 HCCA, Practical Handbook (4th ed.) ¶ 77.
 HCCA, Practical Handbook (43rd ed.) ¶ 49, 53, and 55.
 Cal. Pen. Code §8110
 Cal. Pen. Code §1215 (a)
 Water Splash, Inc. v. Menon, 137 S. Ct. 1504, 1507 (2017).
 Article 1 of the Conventions states: ‘The present Convention shall apply, in all cases, in civil or commercial matters, where there is occasion to transmit a judicial or extrajudicial document for service abroad.’ (Italics added in the opinion); see also Denlinger v. Chinadotcom Corp., 110 Cal.App.4th 1396, 1401 (2003).
 Citations omitted.
 Tulsa Professional Collection Services v. Pope, 485 U.S. 478 (1988); Mullane Central Hanover Bank & Trust Co., 339 U.S. 306 (1950). See also Mennonite Board of Missions v. Adams, 462 U.S. 791, 798, fn. 4 (1983)( “all that the executor or executrix need do is make ‘reasonably diligent efforts,’[is], to uncover the identities of creditors. For creditors who are not ‘reasonably ascertainable,’ publication notice can suffice”).

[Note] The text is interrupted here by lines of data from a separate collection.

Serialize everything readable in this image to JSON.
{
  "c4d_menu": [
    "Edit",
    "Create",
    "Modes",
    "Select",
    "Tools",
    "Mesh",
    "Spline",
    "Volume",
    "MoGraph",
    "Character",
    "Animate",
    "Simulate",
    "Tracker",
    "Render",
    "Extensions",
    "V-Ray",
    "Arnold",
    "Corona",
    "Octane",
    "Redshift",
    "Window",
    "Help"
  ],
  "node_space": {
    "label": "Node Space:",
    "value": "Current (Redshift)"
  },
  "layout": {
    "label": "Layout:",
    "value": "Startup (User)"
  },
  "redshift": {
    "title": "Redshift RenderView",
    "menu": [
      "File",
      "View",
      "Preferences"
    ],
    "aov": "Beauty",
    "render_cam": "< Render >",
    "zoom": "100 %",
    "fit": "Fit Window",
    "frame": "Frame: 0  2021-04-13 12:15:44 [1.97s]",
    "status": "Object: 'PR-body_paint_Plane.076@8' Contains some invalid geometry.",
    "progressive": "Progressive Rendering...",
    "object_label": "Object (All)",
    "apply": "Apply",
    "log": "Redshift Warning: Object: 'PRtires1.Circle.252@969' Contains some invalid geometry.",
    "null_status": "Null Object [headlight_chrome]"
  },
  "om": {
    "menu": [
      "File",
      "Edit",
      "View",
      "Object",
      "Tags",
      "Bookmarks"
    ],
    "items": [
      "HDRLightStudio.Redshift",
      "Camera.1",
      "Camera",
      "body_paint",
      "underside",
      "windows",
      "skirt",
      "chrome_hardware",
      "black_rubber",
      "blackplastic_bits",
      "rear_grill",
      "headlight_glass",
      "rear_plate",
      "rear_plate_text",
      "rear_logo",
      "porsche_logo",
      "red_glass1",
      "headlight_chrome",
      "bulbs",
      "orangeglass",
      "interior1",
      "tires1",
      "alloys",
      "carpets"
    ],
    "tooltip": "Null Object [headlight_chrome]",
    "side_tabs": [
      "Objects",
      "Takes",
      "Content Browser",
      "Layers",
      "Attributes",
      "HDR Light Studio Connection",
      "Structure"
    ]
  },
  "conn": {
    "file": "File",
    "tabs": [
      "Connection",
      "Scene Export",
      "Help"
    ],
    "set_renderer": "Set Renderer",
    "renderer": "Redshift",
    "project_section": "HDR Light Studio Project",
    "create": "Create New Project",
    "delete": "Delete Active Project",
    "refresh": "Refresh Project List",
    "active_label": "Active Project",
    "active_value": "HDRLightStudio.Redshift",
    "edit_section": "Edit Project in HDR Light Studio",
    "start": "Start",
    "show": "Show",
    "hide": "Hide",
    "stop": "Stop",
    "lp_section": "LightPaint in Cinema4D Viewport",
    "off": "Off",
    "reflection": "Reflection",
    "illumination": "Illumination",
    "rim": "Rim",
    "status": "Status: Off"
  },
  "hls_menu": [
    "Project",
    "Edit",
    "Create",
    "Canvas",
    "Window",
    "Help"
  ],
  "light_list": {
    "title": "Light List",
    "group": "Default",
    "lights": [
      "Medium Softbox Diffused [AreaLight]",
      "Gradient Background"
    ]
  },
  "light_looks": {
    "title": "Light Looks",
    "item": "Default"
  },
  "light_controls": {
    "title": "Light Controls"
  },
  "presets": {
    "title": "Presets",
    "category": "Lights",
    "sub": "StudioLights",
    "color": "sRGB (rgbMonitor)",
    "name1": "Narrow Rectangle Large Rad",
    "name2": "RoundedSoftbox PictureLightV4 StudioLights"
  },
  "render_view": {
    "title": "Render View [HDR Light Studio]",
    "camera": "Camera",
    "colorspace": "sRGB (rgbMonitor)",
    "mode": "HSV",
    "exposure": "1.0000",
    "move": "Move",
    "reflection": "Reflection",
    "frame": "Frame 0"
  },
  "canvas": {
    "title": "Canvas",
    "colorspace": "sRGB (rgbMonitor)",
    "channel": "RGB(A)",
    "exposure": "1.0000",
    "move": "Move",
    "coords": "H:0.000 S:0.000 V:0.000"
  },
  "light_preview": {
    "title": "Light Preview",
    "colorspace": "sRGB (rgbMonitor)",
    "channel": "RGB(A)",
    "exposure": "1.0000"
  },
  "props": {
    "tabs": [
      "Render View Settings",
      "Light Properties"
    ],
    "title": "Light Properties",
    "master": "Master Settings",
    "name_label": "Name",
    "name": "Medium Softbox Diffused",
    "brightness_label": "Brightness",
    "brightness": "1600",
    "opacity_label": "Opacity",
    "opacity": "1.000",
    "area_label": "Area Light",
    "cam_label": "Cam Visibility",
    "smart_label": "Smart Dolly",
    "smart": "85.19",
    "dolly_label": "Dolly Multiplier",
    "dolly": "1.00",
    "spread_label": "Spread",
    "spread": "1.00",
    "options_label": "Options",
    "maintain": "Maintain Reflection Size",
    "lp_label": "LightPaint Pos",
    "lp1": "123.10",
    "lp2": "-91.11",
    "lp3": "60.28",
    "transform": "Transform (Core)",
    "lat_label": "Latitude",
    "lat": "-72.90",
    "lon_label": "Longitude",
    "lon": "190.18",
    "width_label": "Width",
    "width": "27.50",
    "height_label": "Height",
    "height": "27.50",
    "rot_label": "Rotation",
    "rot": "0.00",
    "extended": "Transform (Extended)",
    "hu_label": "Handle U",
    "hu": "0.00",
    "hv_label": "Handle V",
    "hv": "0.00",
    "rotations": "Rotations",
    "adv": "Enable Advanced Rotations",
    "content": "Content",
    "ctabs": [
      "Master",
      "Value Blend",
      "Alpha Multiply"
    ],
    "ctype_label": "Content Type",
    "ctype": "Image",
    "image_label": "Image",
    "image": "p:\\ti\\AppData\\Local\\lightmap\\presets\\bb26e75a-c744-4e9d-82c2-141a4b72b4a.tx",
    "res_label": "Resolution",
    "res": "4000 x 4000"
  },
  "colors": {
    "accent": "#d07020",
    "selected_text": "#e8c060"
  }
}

 Indeed, this problem is not limited to California statutes. Even a cursory survey of the service of process statutes in this country will reveal that “service” is usually defined, to a greater or lesser extent, in the form of the “delivery” of the documents to be served. In this case, as in many cases across the country, the court talks about the “notice” being delivered to the heir. In truth, the difference between delivery and service in the common law is a very fine line –one so fine that only a sophist or a scholastic philosopher (one who argues about the number of angles that than stand on the head of pin) are capable of discerning.